- _ASSIGNMENT_:
Pictures in the records are to be excluded from an otherwise exact copy.

- _DATA FOR THE TASK_:
____

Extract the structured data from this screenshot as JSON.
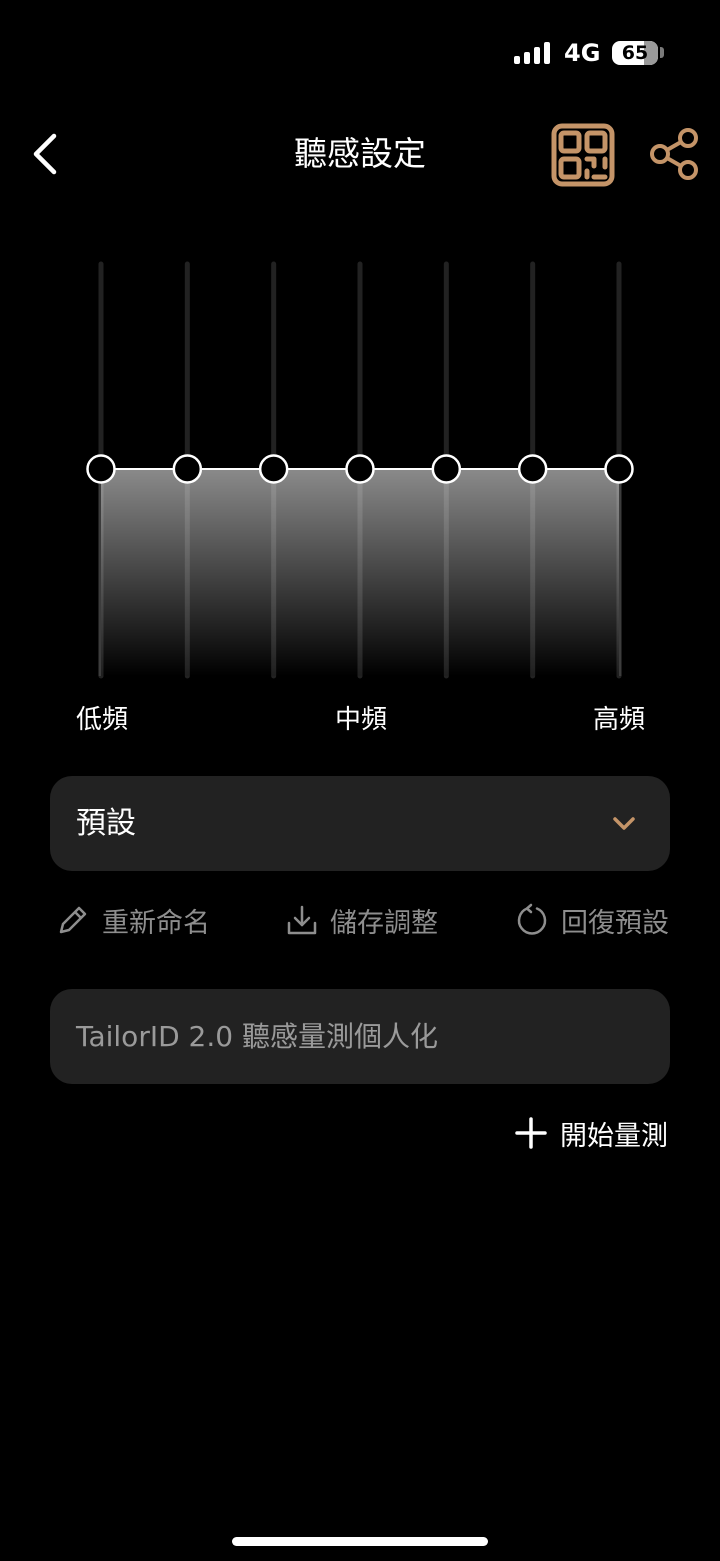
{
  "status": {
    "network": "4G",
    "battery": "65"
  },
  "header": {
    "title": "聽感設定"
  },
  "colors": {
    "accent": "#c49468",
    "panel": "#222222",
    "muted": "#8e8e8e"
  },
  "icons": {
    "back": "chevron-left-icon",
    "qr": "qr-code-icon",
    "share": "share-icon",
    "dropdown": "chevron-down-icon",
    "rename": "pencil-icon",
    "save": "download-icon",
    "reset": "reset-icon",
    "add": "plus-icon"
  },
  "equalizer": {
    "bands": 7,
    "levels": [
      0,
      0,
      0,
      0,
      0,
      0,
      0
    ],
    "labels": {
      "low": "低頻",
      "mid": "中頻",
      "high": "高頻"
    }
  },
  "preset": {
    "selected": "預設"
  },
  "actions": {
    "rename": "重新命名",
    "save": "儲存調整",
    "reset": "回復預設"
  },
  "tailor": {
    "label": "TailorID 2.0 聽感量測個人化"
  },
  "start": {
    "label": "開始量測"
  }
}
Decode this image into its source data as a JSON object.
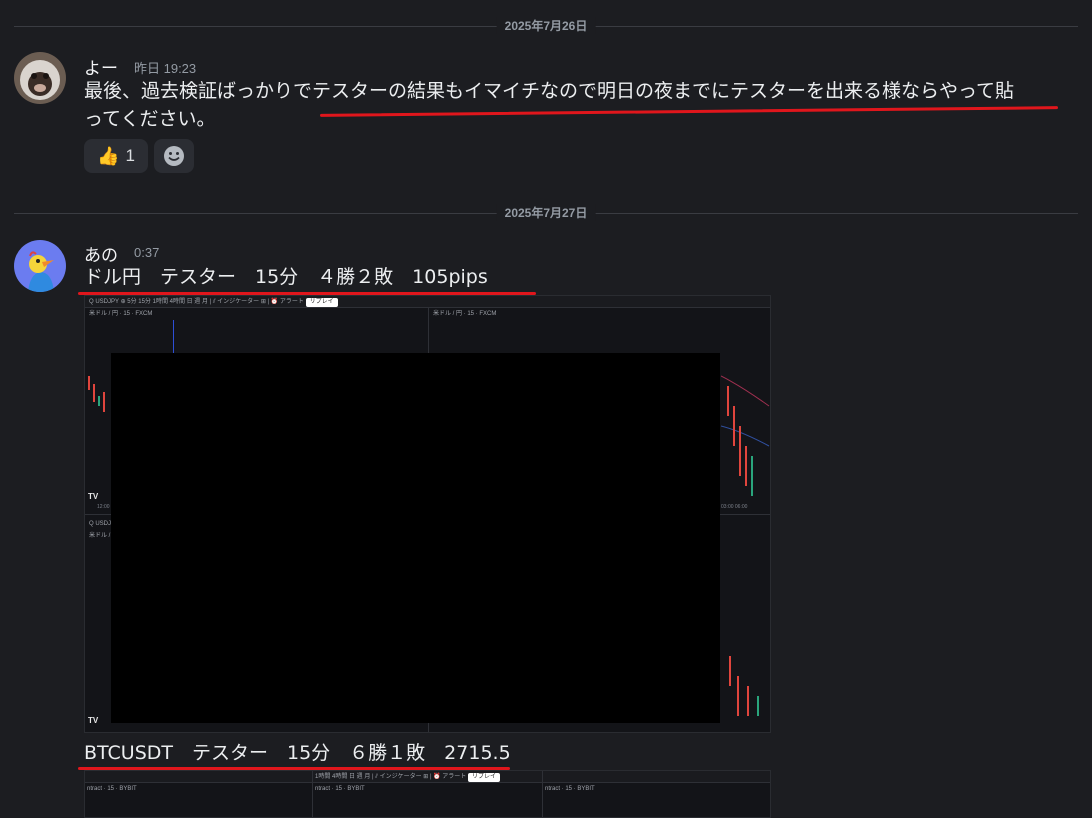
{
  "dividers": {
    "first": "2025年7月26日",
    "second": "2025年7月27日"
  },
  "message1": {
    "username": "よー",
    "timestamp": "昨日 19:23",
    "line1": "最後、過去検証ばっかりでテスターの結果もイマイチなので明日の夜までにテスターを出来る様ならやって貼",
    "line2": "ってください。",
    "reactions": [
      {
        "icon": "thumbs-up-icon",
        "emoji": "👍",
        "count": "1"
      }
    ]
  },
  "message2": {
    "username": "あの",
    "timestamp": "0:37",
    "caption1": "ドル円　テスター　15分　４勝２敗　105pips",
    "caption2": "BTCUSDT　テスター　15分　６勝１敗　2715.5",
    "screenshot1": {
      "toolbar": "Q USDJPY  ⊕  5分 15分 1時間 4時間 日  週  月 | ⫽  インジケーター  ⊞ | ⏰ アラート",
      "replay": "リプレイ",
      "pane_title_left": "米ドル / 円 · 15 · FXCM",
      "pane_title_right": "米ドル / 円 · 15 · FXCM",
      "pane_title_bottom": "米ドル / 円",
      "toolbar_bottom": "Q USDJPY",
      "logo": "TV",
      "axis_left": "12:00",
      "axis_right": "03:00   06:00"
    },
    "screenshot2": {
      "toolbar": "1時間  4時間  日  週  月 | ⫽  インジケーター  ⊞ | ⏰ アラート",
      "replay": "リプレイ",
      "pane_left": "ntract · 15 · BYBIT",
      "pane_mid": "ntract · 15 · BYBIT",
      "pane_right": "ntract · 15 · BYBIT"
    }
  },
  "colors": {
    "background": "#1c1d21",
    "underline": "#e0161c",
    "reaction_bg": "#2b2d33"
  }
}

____

- _ANSWER TO THE PROBLEM_:
Extract the structured data from this screenshot as JSON.
{
  "status": {
    "network": "4G",
    "battery": "65"
  },
  "header": {
    "title": "聽感設定"
  },
  "colors": {
    "accent": "#c49468",
    "panel": "#222222",
    "muted": "#8e8e8e"
  },
  "icons": {
    "back": "chevron-left-icon",
    "qr": "qr-code-icon",
    "share": "share-icon",
    "dropdown": "chevron-down-icon",
    "rename": "pencil-icon",
    "save": "download-icon",
    "reset": "reset-icon",
    "add": "plus-icon"
  },
  "equalizer": {
    "bands": 7,
    "levels": [
      0,
      0,
      0,
      0,
      0,
      0,
      0
    ],
    "labels": {
      "low": "低頻",
      "mid": "中頻",
      "high": "高頻"
    }
  },
  "preset": {
    "selected": "預設"
  },
  "actions": {
    "rename": "重新命名",
    "save": "儲存調整",
    "reset": "回復預設"
  },
  "tailor": {
    "label": "TailorID 2.0 聽感量測個人化"
  },
  "start": {
    "label": "開始量測"
  }
}
Decode this image into its source data as a JSON object.
{
  "dividers": {
    "first": "2025年7月26日",
    "second": "2025年7月27日"
  },
  "message1": {
    "username": "よー",
    "timestamp": "昨日 19:23",
    "line1": "最後、過去検証ばっかりでテスターの結果もイマイチなので明日の夜までにテスターを出来る様ならやって貼",
    "line2": "ってください。",
    "reactions": [
      {
        "icon": "thumbs-up-icon",
        "emoji": "👍",
        "count": "1"
      }
    ]
  },
  "message2": {
    "username": "あの",
    "timestamp": "0:37",
    "caption1": "ドル円　テスター　15分　４勝２敗　105pips",
    "caption2": "BTCUSDT　テスター　15分　６勝１敗　2715.5",
    "screenshot1": {
      "toolbar": "Q USDJPY  ⊕  5分 15分 1時間 4時間 日  週  月 | ⫽  インジケーター  ⊞ | ⏰ アラート",
      "replay": "リプレイ",
      "pane_title_left": "米ドル / 円 · 15 · FXCM",
      "pane_title_right": "米ドル / 円 · 15 · FXCM",
      "pane_title_bottom": "米ドル / 円",
      "toolbar_bottom": "Q USDJPY",
      "logo": "TV",
      "axis_left": "12:00",
      "axis_right": "03:00   06:00"
    },
    "screenshot2": {
      "toolbar": "1時間  4時間  日  週  月 | ⫽  インジケーター  ⊞ | ⏰ アラート",
      "replay": "リプレイ",
      "pane_left": "ntract · 15 · BYBIT",
      "pane_mid": "ntract · 15 · BYBIT",
      "pane_right": "ntract · 15 · BYBIT"
    }
  },
  "colors": {
    "background": "#1c1d21",
    "underline": "#e0161c",
    "reaction_bg": "#2b2d33"
  }
}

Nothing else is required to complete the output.